= Beginning of Section =
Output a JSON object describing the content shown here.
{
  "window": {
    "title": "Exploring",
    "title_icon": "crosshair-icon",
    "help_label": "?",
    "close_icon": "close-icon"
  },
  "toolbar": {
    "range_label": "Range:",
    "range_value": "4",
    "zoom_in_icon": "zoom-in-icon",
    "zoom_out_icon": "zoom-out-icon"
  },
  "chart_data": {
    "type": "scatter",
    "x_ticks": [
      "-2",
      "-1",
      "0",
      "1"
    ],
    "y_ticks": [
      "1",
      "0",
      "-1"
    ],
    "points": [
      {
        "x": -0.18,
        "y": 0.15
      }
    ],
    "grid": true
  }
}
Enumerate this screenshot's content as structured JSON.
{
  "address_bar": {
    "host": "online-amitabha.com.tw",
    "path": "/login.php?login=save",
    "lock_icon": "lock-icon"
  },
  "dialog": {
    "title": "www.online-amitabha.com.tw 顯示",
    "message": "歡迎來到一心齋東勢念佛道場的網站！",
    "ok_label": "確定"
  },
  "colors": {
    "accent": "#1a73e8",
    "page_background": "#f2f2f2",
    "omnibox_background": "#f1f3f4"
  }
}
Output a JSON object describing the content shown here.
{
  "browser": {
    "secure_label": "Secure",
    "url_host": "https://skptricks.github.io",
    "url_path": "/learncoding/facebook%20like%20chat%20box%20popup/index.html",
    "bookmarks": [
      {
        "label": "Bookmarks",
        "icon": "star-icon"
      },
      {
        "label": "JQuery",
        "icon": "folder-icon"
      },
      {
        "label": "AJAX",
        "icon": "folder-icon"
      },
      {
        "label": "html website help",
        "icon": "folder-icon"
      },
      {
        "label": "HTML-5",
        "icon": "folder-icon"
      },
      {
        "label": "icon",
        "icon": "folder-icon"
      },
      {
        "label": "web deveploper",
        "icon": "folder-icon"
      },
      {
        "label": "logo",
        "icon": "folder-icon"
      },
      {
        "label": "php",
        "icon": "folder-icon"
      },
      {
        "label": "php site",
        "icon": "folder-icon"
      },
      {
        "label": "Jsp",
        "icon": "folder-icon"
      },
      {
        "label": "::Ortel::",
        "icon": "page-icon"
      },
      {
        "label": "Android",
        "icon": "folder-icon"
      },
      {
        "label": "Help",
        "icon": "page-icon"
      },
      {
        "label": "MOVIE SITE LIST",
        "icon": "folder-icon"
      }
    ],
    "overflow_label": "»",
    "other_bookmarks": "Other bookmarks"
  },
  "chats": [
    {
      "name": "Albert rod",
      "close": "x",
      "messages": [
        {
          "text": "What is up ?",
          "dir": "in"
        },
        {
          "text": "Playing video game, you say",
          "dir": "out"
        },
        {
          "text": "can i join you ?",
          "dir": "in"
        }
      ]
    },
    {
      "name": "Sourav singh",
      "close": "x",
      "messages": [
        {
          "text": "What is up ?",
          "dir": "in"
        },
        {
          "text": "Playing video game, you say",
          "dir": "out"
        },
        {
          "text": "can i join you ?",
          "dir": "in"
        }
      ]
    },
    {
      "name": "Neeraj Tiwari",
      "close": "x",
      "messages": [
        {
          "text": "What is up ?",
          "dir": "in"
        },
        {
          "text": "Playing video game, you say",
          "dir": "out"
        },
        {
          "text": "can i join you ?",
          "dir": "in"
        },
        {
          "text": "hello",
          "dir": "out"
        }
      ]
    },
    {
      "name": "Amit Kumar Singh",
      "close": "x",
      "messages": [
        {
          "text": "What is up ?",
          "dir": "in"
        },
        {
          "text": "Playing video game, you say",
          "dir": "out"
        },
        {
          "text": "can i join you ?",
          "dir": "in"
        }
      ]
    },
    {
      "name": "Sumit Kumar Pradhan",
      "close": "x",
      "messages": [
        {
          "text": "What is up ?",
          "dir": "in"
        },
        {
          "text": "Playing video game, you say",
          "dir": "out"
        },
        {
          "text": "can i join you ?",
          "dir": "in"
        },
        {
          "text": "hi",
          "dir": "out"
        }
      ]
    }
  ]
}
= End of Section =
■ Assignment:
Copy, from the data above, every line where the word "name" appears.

■ Response to this task:
      "name": "Albert rod",
      "name": "Sourav singh",
      "name": "Neeraj Tiwari",
      "name": "Amit Kumar Singh",
      "name": "Sumit Kumar Pradhan",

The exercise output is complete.